Almost half of all small businesses no longer offer health care to their workers, and so many others have responded to rising costs by laying off workers or shutting their doors for good. Some of the biggest corporations in America, giants of industry like GM and Ford, are watching foreign competitors based in countries with universal health care run circles around them, with a GM car containing twice as much health care cost as a Japanese car.
But they say it’s too risky to act.
They tell us it’s too expensive to cover the uninsured, but they don’t mention that every time an American without health insurance walks into an emergency room, we pay even more. Our family’s premiums are $922 higher because of the cost of care for the uninsured.
We pay $15 billion more in taxes because of the cost of care for the uninsured. And it’s trapped us in a vicious cycle. As the uninsured cause premiums to rise, more employers drop coverage. As more employers drop coverage, more people become uninsured, and premiums rise even further.
But the skeptics tell us that reform is too costly, too risky, too impossible for America to achieve. The skeptics must be living somewhere else… because when you see what the health care crisis is doing to our families, to our economy, to our country, you realize that what is too costly is caution.
It’s inaction that’s too risky. Doing nothing is what’s impossible when it comes to health care in America.
And as Media Matters noted here in 2005..
…according to statistics compiled by the (Organization for Economic Cooperation and Development) — an international organization of more than 30 countries, including the United States, that “shar[e] a commitment to democratic government and the market economy” — health care costs consumed a higher percentage of GDP in the U.S. than any other member country. In 2003, health care costs in the United States amounted to 15 percent of GDP. Comparatively, countries with nationalized health care such as Canada, France, Germany, Spain, Italy, Switzerland, and the United Kingdom spent a lower percentage of GDP on health costs. The United Kingdom and Spain each expended 7.7 percent of GDP on health care, while Italy and Canada spent 8.4 percent and 9.9 percent of GDP, respectively. Germany, France, and Switzerland expended 11.1 percent, 10.1 percent, and 11.5 percent of GDP, respectively.
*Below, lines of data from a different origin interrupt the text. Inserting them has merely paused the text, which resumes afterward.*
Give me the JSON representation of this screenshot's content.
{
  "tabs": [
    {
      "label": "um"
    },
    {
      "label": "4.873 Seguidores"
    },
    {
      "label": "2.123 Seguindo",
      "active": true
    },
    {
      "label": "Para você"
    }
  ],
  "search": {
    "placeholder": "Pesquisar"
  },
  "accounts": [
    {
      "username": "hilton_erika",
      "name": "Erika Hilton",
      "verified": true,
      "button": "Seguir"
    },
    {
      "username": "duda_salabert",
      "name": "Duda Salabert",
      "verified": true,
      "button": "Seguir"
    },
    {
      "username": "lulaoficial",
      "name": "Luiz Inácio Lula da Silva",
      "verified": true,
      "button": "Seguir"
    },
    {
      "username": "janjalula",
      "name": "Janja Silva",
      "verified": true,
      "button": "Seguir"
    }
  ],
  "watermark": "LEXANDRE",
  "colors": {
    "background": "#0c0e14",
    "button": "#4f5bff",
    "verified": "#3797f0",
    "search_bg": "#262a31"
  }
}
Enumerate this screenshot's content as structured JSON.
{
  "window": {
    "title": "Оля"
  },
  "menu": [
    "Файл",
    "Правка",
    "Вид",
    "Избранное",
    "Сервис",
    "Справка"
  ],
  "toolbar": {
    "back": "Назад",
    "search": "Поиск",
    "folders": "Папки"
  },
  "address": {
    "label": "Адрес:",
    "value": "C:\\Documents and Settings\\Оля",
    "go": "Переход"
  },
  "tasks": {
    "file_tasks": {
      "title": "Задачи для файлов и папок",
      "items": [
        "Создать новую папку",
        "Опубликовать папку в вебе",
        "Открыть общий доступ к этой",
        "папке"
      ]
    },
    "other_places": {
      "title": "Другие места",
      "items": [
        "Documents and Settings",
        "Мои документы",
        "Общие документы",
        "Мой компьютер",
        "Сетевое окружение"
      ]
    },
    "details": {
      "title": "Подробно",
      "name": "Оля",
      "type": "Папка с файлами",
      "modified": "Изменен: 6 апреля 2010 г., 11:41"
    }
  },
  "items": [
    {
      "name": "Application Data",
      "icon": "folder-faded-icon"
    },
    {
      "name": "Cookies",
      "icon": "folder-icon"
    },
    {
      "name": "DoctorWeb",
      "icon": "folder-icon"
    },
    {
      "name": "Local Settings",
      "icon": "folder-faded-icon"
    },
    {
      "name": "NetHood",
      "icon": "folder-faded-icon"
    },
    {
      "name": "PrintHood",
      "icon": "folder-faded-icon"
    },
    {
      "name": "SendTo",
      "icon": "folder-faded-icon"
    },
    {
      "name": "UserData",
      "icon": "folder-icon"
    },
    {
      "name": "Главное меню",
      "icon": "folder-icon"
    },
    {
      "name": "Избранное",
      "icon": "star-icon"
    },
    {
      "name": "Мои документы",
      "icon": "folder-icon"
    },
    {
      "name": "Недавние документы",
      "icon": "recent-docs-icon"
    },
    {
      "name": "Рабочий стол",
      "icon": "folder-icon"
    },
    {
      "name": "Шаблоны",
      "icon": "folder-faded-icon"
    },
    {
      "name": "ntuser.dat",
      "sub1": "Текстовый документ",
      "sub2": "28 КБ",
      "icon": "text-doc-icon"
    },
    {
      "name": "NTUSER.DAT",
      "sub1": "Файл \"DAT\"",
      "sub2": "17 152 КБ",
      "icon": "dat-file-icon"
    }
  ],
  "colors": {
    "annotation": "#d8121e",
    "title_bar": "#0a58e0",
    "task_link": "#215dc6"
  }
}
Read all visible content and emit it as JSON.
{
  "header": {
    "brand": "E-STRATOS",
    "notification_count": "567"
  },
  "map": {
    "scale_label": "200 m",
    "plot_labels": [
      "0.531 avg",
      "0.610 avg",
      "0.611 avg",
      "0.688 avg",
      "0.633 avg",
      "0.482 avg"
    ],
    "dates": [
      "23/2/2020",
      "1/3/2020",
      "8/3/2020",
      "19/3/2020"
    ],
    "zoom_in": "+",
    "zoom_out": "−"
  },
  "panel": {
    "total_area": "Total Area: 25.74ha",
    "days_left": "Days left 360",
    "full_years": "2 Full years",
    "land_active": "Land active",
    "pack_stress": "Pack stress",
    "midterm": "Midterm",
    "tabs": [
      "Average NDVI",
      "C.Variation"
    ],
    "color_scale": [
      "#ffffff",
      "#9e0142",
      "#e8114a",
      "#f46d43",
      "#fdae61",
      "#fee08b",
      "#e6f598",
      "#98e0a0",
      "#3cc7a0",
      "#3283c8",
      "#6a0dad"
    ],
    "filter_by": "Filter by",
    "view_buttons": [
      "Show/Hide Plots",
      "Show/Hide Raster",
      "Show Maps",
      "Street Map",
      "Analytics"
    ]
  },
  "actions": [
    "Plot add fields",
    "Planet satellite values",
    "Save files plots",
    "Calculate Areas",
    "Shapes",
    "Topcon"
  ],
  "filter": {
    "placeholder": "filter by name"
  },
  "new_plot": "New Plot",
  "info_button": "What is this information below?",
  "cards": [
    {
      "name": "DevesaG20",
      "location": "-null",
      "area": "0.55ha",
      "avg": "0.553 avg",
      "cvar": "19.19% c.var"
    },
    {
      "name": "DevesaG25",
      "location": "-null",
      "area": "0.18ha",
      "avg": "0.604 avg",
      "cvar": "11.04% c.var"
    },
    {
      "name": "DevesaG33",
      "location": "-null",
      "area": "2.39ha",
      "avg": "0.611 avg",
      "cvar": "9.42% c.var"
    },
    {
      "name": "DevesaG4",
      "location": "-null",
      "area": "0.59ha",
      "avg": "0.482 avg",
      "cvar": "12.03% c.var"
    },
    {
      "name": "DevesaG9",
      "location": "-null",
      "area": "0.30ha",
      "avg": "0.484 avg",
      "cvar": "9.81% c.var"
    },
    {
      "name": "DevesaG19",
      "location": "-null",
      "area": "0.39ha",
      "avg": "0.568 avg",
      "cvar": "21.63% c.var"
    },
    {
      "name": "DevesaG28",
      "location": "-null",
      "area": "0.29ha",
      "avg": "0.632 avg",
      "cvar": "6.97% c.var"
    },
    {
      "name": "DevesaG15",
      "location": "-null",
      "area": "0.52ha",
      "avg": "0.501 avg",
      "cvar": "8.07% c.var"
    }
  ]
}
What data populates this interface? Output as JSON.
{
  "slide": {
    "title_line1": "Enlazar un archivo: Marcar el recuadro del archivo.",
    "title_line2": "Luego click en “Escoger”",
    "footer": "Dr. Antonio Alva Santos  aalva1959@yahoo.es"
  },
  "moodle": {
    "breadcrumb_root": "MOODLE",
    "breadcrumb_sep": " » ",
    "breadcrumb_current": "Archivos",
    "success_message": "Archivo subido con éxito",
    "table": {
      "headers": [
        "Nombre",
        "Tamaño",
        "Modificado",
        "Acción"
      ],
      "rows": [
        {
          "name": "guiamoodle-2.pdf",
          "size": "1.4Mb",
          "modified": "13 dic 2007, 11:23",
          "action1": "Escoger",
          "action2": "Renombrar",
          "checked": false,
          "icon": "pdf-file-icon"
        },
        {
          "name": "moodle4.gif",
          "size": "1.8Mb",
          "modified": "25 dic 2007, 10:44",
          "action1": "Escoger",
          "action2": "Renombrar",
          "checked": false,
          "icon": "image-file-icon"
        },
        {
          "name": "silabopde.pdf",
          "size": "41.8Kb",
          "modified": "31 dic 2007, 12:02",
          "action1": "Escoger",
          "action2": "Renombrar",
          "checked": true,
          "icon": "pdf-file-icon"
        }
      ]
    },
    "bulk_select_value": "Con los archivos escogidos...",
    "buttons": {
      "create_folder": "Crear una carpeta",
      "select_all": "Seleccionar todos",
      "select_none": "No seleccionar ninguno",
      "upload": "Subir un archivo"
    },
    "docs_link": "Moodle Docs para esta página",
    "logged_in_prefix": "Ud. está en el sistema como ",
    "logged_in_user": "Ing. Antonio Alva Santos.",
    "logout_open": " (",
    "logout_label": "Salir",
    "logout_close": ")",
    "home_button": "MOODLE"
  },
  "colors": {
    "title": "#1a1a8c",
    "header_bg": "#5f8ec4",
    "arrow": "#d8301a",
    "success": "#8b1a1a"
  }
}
Similarly, a September 2002 fact sheet prepared by the Agency for Healthcare Research and Quality at HHS noted that “[t]he United States spends a larger share of its gross domestic product (GDP) on health care than any other major industrialized country.”
Further, with our calamitous economic times, the cost of health care obligations (should businesses choose to provide it, which, as has been pointed out already, is more and more problematic) is making it harder for businesses to return to profitability.
So, I suppose what we should “take away” here is the realization that J.D. and his ideological pals are going to concoct every ridiculous “straw man” argument they can in an effort to derail our efforts in addressing the astonishingly obvious issue of health care reform in this country, to the point where we join every other industrialized nation on earth in providing national care.
And despite his concoctions of Las Vegas “high rollers” living an irresponsible lifestyle who should supposedly have to bear their personal health obligations first (must be a job requirement for anyone at the Courier Times to be a moral scold), the only true “gamble” here is to fail to act.